## TASK
Wherever the word "tekstu" appears in a line below, that line counts; report the total number of such lines only.

## RAW DATA
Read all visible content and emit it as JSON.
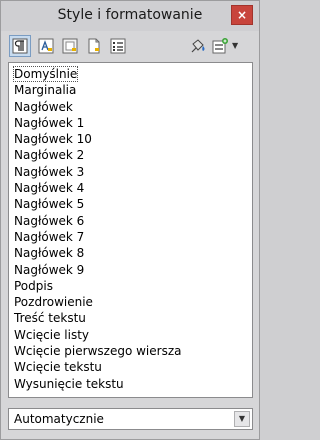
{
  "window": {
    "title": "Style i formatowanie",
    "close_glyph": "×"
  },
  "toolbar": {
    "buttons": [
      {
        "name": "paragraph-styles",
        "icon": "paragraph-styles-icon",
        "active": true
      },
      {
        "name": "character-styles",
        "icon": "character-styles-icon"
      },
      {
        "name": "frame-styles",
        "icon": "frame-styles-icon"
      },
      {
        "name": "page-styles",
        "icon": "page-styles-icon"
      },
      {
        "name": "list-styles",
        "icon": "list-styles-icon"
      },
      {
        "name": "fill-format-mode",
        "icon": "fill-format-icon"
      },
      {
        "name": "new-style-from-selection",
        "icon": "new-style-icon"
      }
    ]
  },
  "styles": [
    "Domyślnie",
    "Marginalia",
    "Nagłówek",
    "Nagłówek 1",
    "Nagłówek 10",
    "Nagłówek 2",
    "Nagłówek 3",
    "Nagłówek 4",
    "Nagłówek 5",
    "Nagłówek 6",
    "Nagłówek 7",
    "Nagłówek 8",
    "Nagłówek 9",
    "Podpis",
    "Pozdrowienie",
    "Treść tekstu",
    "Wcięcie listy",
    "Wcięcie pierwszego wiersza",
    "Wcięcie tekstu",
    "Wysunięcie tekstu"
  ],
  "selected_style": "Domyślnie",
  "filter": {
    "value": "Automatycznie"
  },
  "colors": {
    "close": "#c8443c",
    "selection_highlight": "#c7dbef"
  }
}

## OUTPUT FOR THIS EXERCISE
3